§ **Exercise requirements**: Filter the entries below, keeping only lines with "Local".
(Beginning of Excerpted data)
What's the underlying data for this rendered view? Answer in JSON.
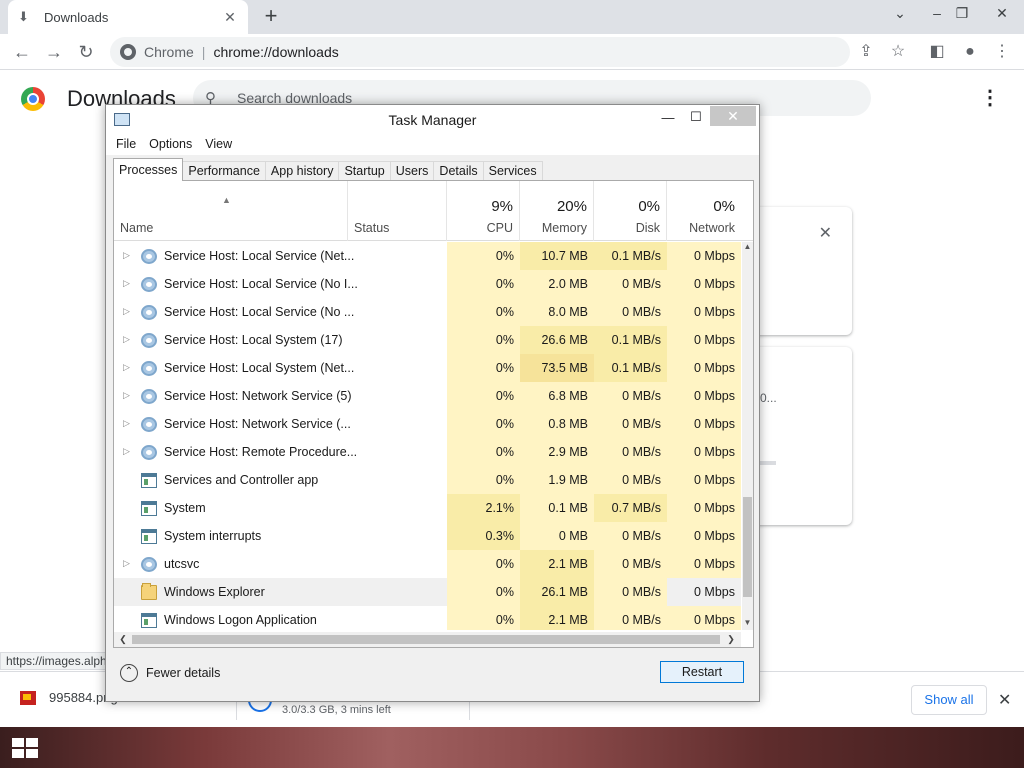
{
  "browser": {
    "tab_title": "Downloads",
    "tab_icon": "download-icon",
    "address_site": "Chrome",
    "address_url": "chrome://downloads"
  },
  "downloads_page": {
    "title": "Downloads",
    "search_placeholder": "Search downloads",
    "card_fragment": "0..."
  },
  "status_tooltip": "https://images.alph",
  "shelf": {
    "item1_name": "995884.png",
    "item2_sub": "3.0/3.3 GB, 3 mins left",
    "show_all": "Show all"
  },
  "task_manager": {
    "title": "Task Manager",
    "menu": [
      "File",
      "Options",
      "View"
    ],
    "tabs": [
      "Processes",
      "Performance",
      "App history",
      "Startup",
      "Users",
      "Details",
      "Services"
    ],
    "active_tab": "Processes",
    "header": {
      "name": "Name",
      "status": "Status",
      "cpu_pct": "9%",
      "cpu": "CPU",
      "mem_pct": "20%",
      "mem": "Memory",
      "disk_pct": "0%",
      "disk": "Disk",
      "net_pct": "0%",
      "net": "Network"
    },
    "rows": [
      {
        "name": "Service Host: Local Service (Net...",
        "icon": "gear-icon",
        "expandable": true,
        "cpu": "0%",
        "mem": "10.7 MB",
        "disk": "0.1 MB/s",
        "net": "0 Mbps",
        "heat": {
          "cpu": 0,
          "mem": 1,
          "disk": 1
        }
      },
      {
        "name": "Service Host: Local Service (No I...",
        "icon": "gear-icon",
        "expandable": true,
        "cpu": "0%",
        "mem": "2.0 MB",
        "disk": "0 MB/s",
        "net": "0 Mbps",
        "heat": {
          "cpu": 0,
          "mem": 0,
          "disk": 0
        }
      },
      {
        "name": "Service Host: Local Service (No ...",
        "icon": "gear-icon",
        "expandable": true,
        "cpu": "0%",
        "mem": "8.0 MB",
        "disk": "0 MB/s",
        "net": "0 Mbps",
        "heat": {
          "cpu": 0,
          "mem": 0,
          "disk": 0
        }
      },
      {
        "name": "Service Host: Local System (17)",
        "icon": "gear-icon",
        "expandable": true,
        "cpu": "0%",
        "mem": "26.6 MB",
        "disk": "0.1 MB/s",
        "net": "0 Mbps",
        "heat": {
          "cpu": 0,
          "mem": 1,
          "disk": 1
        }
      },
      {
        "name": "Service Host: Local System (Net...",
        "icon": "gear-icon",
        "expandable": true,
        "cpu": "0%",
        "mem": "73.5 MB",
        "disk": "0.1 MB/s",
        "net": "0 Mbps",
        "heat": {
          "cpu": 0,
          "mem": 2,
          "disk": 1
        }
      },
      {
        "name": "Service Host: Network Service (5)",
        "icon": "gear-icon",
        "expandable": true,
        "cpu": "0%",
        "mem": "6.8 MB",
        "disk": "0 MB/s",
        "net": "0 Mbps",
        "heat": {
          "cpu": 0,
          "mem": 0,
          "disk": 0
        }
      },
      {
        "name": "Service Host: Network Service (...",
        "icon": "gear-icon",
        "expandable": true,
        "cpu": "0%",
        "mem": "0.8 MB",
        "disk": "0 MB/s",
        "net": "0 Mbps",
        "heat": {
          "cpu": 0,
          "mem": 0,
          "disk": 0
        }
      },
      {
        "name": "Service Host: Remote Procedure...",
        "icon": "gear-icon",
        "expandable": true,
        "cpu": "0%",
        "mem": "2.9 MB",
        "disk": "0 MB/s",
        "net": "0 Mbps",
        "heat": {
          "cpu": 0,
          "mem": 0,
          "disk": 0
        }
      },
      {
        "name": "Services and Controller app",
        "icon": "app-window-icon",
        "expandable": false,
        "cpu": "0%",
        "mem": "1.9 MB",
        "disk": "0 MB/s",
        "net": "0 Mbps",
        "heat": {
          "cpu": 0,
          "mem": 0,
          "disk": 0
        }
      },
      {
        "name": "System",
        "icon": "app-window-icon",
        "expandable": false,
        "cpu": "2.1%",
        "mem": "0.1 MB",
        "disk": "0.7 MB/s",
        "net": "0 Mbps",
        "heat": {
          "cpu": 1,
          "mem": 0,
          "disk": 1
        }
      },
      {
        "name": "System interrupts",
        "icon": "app-window-icon",
        "expandable": false,
        "cpu": "0.3%",
        "mem": "0 MB",
        "disk": "0 MB/s",
        "net": "0 Mbps",
        "heat": {
          "cpu": 1,
          "mem": 0,
          "disk": 0
        }
      },
      {
        "name": "utcsvc",
        "icon": "gear-icon",
        "expandable": true,
        "cpu": "0%",
        "mem": "2.1 MB",
        "disk": "0 MB/s",
        "net": "0 Mbps",
        "heat": {
          "cpu": 0,
          "mem": 1,
          "disk": 0
        }
      },
      {
        "name": "Windows Explorer",
        "icon": "folder-icon",
        "expandable": false,
        "selected": true,
        "cpu": "0%",
        "mem": "26.1 MB",
        "disk": "0 MB/s",
        "net": "0 Mbps",
        "heat": {
          "cpu": 0,
          "mem": 1,
          "disk": 0
        }
      },
      {
        "name": "Windows Logon Application",
        "icon": "app-window-icon",
        "expandable": false,
        "cpu": "0%",
        "mem": "2.1 MB",
        "disk": "0 MB/s",
        "net": "0 Mbps",
        "heat": {
          "cpu": 0,
          "mem": 1,
          "disk": 0
        }
      }
    ],
    "fewer_details": "Fewer details",
    "restart": "Restart"
  },
  "colors": {
    "heat_0": "#fff4c4",
    "heat_1": "#f9eca8",
    "heat_2": "#f6e39a",
    "selected_row": "#f0f0f0",
    "accent": "#1a73e8"
  }
}
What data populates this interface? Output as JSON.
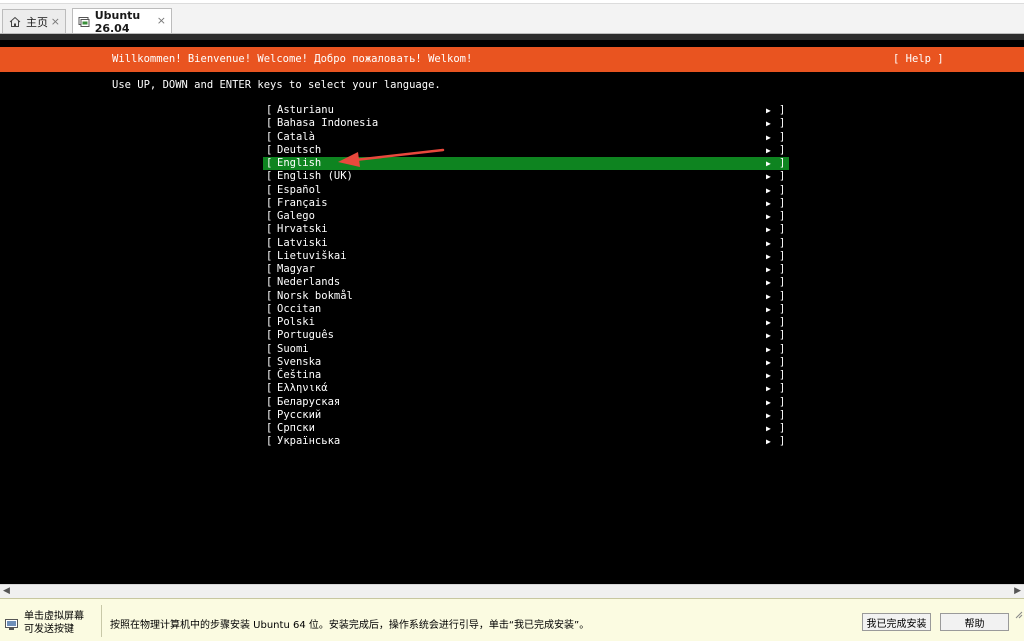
{
  "tabs": [
    {
      "label": "主页",
      "icon": "home-icon"
    },
    {
      "label": "Ubuntu 26.04",
      "icon": "vm-icon"
    }
  ],
  "tab_close_glyph": "×",
  "installer": {
    "banner_title": "Willkommen! Bienvenue! Welcome! Добро пожаловать! Welkom!",
    "help_label": "[ Help ]",
    "instruction": "Use UP, DOWN and ENTER keys to select your language.",
    "selected_language": "English",
    "accent_color": "#e95420",
    "selection_color": "#0e8420",
    "left_bracket": "[",
    "right_bracket": "]",
    "arrow_glyph": "▶",
    "languages": [
      "Asturianu",
      "Bahasa Indonesia",
      "Català",
      "Deutsch",
      "English",
      "English (UK)",
      "Español",
      "Français",
      "Galego",
      "Hrvatski",
      "Latviski",
      "Lietuviškai",
      "Magyar",
      "Nederlands",
      "Norsk bokmål",
      "Occitan",
      "Polski",
      "Português",
      "Suomi",
      "Svenska",
      "Čeština",
      "Ελληνικά",
      "Беларуская",
      "Русский",
      "Српски",
      "Українська"
    ]
  },
  "scrollbar": {
    "left": "◀",
    "right": "▶"
  },
  "hint_bar": {
    "left_line1": "单击虚拟屏幕",
    "left_line2": "可发送按键",
    "message": "按照在物理计算机中的步骤安装 Ubuntu 64 位。安装完成后，操作系统会进行引导，单击“我已完成安装”。",
    "done_button": "我已完成安装",
    "help_button": "帮助"
  }
}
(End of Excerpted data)
§ **Task answer**:
        "name": "Service Host: Local Service (Net...",
        "name": "Service Host: Local Service (No I...",
        "name": "Service Host: Local Service (No ...",
        "name": "Service Host: Local System (17)",
        "name": "Service Host: Local System (Net...",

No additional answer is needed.